Then I applied a coat of primer.  And this is where I made a big mistake.  I used a product by Zinsser called "BIN", mostly because I'd had good success with it inside my house, and I still had some in a can.  The problem with it was that it is shellac-based, and when it dried it was brittle and flaky -- exactly the opposite of what a soft surface like Ensolite requires.  Now, in fairness to myself, I had tested the BIN on a strip of Ensolite that I had removed from the dinette table mount, and it showed no sign of flaking.  I had wondered if the tackiness I had noticed in the Ensolite right from the beginning was actually a residue of cleanser that interfered with the paint adhesion, and maybe my test strip simply didn't have that residue.  I had cleaned the Ensolite with detergent and rinsed it with water, and maybe since I did my rinse using a sponge I didn't get all of the detergent out of the "pores."
The flaky Zinsser BIN prime coat, scratched with the paint brush handle.
So I did my best to scrape it off (having painted about 3/4 of the Ensolite by the time I realised my mistake) and then I used a power-washer to remove the rest.  It was a huge mess, it took a long time, and it saturated one part of the Ensolite where water got in behind.  Thankfully I hadn't installed the new subfloor, so the water drained onto the ground.
When it dried, I applied a coat of a different Zinsser paint -- something called "Bulls Eye 123".  The label said that it retained flexibility, and would adhere to just about everything, including PVC.
These are the paints and the caulk that I used.  Warning: don't use BIN on your Ensolite.
 Of all the choices at the hardware store, it seemed to be the best.  I applied it with a brush so that I could work it into the pebbly surface, and it took quite a while.  Then came the top coat.  My wife chose an off-white called "Wedding White" (Premier, from Crappy Tire.)
Here you can see how the caulk-filled seams aren't as obvious as the old  taped seams.
I think it looks pretty good.  I used a 4" wide roller, having cut in around the windows using a brush.  You'll notice that I left the holes from the curtain rod brackets unfilled.  They were filled from the outside just in case I chose a different kind of mounting hardware, but as it turns out I was able to find pretty much the same kind of bracket at Home Despot.  But more on that later.  I'm eager now to re-install the cupboards and benches, and to get going on the kitchen.

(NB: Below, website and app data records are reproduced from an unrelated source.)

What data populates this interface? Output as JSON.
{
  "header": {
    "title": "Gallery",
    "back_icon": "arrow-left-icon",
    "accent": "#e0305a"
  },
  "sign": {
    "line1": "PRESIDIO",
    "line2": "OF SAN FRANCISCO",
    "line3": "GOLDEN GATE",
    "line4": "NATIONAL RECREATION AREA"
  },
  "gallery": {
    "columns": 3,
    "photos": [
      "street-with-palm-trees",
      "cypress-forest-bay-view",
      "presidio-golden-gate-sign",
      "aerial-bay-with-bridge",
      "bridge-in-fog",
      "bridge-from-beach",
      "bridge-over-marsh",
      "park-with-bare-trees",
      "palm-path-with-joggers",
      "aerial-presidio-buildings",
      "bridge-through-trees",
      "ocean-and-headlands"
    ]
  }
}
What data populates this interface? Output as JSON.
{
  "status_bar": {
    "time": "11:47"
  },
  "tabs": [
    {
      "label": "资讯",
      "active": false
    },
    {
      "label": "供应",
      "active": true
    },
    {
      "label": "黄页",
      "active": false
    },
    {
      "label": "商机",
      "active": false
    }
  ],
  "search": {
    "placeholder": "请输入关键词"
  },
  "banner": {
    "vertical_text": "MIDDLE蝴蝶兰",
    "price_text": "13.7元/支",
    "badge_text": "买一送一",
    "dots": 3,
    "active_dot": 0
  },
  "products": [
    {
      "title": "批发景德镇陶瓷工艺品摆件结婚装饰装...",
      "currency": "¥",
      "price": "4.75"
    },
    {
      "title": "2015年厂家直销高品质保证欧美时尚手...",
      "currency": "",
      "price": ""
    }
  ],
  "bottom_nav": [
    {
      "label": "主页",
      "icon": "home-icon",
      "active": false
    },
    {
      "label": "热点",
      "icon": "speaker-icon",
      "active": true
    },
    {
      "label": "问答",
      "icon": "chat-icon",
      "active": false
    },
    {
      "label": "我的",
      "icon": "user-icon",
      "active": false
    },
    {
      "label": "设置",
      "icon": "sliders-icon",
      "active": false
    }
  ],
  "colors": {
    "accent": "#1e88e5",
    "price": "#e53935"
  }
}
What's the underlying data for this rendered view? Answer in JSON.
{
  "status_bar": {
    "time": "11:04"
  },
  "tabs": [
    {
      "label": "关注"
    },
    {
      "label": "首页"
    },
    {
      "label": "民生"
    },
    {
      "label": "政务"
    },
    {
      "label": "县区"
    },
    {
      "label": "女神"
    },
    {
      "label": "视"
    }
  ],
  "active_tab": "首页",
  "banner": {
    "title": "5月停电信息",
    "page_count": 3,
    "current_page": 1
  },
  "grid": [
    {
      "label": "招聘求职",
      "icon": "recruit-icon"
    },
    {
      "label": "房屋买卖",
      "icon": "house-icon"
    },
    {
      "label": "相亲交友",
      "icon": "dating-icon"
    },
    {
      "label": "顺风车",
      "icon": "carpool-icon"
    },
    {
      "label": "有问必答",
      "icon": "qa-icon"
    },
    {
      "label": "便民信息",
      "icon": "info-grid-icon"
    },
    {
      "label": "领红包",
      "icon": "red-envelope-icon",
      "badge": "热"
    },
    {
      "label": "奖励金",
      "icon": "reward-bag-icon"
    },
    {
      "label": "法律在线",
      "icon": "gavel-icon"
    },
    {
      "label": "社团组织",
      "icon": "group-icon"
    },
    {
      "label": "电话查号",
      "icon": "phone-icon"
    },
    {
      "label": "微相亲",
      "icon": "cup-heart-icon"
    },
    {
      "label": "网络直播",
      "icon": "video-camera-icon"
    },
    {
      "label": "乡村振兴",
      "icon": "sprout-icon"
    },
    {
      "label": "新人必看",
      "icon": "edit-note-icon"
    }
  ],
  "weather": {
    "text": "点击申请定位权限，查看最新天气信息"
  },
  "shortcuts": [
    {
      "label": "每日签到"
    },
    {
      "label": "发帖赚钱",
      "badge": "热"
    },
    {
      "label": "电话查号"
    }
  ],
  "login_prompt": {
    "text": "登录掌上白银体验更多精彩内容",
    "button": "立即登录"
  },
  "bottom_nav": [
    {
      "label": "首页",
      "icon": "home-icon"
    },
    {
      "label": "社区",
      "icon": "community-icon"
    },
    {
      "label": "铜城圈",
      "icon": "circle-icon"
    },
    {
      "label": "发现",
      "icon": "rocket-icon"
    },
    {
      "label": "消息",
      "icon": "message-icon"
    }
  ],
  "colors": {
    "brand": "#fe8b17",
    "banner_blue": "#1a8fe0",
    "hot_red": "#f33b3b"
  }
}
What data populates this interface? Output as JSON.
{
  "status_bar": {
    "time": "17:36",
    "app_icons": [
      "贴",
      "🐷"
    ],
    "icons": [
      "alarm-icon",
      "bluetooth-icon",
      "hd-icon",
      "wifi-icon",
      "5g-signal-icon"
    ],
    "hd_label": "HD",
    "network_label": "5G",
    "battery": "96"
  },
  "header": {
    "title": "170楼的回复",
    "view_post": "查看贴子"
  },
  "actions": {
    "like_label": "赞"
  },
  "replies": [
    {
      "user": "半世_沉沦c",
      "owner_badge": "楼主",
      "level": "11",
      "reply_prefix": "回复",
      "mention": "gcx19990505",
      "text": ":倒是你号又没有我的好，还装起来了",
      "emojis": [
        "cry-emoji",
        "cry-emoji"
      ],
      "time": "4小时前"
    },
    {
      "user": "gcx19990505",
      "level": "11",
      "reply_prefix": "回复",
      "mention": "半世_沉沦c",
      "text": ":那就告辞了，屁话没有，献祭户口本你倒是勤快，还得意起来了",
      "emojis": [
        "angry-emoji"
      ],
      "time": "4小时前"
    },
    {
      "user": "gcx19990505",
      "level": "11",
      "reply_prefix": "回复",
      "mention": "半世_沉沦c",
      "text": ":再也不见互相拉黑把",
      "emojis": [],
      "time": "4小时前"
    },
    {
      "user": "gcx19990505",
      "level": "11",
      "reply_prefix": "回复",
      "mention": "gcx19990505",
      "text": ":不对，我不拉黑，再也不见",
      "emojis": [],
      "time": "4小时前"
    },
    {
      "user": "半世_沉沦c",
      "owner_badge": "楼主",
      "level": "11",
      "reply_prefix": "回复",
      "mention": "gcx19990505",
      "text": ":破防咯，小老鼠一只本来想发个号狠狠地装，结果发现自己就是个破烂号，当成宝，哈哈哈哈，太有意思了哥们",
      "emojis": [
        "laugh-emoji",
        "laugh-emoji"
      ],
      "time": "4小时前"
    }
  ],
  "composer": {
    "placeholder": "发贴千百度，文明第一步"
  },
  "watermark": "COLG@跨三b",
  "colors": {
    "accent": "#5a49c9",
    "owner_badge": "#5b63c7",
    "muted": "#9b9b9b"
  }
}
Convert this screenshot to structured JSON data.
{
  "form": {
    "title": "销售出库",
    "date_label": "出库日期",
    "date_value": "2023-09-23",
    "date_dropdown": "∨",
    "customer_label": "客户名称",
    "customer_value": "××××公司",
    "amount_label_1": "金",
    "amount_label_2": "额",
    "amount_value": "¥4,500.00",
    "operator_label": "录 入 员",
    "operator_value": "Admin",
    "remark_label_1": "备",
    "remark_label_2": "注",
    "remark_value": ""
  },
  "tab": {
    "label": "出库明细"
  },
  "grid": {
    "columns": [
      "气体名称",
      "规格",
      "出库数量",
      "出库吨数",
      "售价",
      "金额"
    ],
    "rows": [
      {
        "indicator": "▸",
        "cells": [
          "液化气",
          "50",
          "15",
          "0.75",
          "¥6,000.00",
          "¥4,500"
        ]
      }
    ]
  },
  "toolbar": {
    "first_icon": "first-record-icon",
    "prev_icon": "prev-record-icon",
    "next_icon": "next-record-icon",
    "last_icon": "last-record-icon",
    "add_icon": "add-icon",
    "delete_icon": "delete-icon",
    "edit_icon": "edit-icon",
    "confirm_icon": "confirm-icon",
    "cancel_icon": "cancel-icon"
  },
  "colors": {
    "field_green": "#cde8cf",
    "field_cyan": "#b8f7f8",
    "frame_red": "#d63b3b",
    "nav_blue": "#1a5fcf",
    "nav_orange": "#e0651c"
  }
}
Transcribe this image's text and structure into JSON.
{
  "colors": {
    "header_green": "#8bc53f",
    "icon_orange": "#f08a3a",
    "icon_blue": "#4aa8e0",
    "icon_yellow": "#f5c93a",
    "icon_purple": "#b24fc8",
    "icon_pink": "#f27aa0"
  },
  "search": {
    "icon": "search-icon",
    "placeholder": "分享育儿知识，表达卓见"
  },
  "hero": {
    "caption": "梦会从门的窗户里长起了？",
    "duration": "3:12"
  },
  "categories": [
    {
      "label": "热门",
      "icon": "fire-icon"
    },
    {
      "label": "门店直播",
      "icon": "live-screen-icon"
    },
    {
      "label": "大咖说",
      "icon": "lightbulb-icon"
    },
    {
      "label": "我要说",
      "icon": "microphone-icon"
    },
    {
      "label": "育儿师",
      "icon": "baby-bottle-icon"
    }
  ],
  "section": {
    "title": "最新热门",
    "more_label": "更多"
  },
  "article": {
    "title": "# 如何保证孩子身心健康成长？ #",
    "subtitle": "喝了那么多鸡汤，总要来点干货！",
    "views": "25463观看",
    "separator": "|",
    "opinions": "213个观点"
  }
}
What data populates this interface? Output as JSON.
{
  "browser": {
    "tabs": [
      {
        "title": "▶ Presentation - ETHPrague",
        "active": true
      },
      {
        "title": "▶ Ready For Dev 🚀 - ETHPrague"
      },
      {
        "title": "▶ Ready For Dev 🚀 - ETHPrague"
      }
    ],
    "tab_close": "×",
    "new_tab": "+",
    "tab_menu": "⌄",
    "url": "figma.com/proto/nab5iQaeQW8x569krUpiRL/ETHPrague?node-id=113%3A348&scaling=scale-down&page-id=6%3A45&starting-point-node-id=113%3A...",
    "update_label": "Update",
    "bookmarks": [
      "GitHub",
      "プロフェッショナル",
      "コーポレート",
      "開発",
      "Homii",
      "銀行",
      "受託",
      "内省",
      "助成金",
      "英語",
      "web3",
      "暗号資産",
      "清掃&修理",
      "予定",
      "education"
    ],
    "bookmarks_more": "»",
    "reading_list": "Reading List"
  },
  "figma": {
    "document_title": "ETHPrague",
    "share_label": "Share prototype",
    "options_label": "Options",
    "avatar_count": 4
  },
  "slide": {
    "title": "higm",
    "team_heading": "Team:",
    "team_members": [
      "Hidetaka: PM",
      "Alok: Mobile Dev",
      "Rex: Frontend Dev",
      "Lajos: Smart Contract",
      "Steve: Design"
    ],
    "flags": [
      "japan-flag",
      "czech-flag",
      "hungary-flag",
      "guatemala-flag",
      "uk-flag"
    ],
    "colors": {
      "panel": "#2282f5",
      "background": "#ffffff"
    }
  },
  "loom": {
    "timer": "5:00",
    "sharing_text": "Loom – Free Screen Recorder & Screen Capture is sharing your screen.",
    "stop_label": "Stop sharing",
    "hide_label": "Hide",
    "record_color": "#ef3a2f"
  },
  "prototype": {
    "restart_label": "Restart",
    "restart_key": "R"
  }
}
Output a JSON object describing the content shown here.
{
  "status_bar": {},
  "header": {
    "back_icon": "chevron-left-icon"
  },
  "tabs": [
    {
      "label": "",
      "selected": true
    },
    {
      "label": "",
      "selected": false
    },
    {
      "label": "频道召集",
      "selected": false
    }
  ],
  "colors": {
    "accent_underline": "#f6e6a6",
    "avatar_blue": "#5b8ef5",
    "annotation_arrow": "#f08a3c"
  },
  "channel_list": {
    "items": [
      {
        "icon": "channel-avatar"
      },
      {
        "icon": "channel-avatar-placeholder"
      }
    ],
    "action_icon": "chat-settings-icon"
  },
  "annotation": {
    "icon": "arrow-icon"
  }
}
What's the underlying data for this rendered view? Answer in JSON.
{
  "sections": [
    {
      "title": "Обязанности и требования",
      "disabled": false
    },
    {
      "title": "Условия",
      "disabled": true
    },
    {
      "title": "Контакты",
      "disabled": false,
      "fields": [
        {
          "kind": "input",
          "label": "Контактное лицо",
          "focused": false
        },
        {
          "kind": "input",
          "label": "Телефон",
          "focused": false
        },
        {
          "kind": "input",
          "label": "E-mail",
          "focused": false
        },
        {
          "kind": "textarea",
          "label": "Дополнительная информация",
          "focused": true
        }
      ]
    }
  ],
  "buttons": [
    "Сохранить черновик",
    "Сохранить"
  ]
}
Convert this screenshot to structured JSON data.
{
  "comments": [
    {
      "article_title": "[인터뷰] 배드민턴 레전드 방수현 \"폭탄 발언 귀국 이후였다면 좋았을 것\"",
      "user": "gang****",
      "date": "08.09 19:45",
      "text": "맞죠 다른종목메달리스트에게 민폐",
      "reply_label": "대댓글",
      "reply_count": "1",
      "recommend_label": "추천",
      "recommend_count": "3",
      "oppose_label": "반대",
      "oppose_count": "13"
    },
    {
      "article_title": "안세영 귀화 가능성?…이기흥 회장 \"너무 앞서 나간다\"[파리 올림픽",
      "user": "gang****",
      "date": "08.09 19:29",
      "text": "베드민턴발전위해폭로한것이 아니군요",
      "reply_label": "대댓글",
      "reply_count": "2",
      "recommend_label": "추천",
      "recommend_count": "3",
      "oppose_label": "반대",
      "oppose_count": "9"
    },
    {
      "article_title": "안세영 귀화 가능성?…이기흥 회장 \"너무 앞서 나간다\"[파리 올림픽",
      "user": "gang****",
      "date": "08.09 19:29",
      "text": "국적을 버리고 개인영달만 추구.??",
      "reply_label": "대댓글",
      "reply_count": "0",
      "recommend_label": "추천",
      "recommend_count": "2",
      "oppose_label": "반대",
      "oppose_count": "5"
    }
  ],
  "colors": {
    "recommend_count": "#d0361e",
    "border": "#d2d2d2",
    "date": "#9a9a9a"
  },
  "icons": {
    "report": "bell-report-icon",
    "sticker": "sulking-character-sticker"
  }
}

Monday, 1 July 2013

Back From the Paint Shop

Hmm.  It looks okay.  It's not exactly the colour that I had intended.
1972 Boler, freshly painted.
Well, maybe it looks pretty good.  The holes that needed patching are patched, and the trailer is ready for all the interior work.  Again, the reason I wanted to have the exterior painted first was because I will be using stainless steel bolts instead of aluminum rivets.  Paint doesn't adhere to stainless steel very well, so my finished exterior will include unpainted bolt heads.
My wife and I used Benjamin Moore paint chips when we chose our two colours.  We settled on Eucalyptus Leaf and Bavarian Cream.  My body shop guy got us something closer to a pea-green and a very white white.  Here are some more pictures:

My body shop guy had difficulty installing the front and rear Lexan windows-- it was too tight a fit, and he couldn't insert the lock strip.  He told me he thought the person I bought them from must have cut outside the line he traced from the original, rather than inside. So, I'm going to borrow his trailer lights and take the Boler to town and get the windows re-sized and installed properly.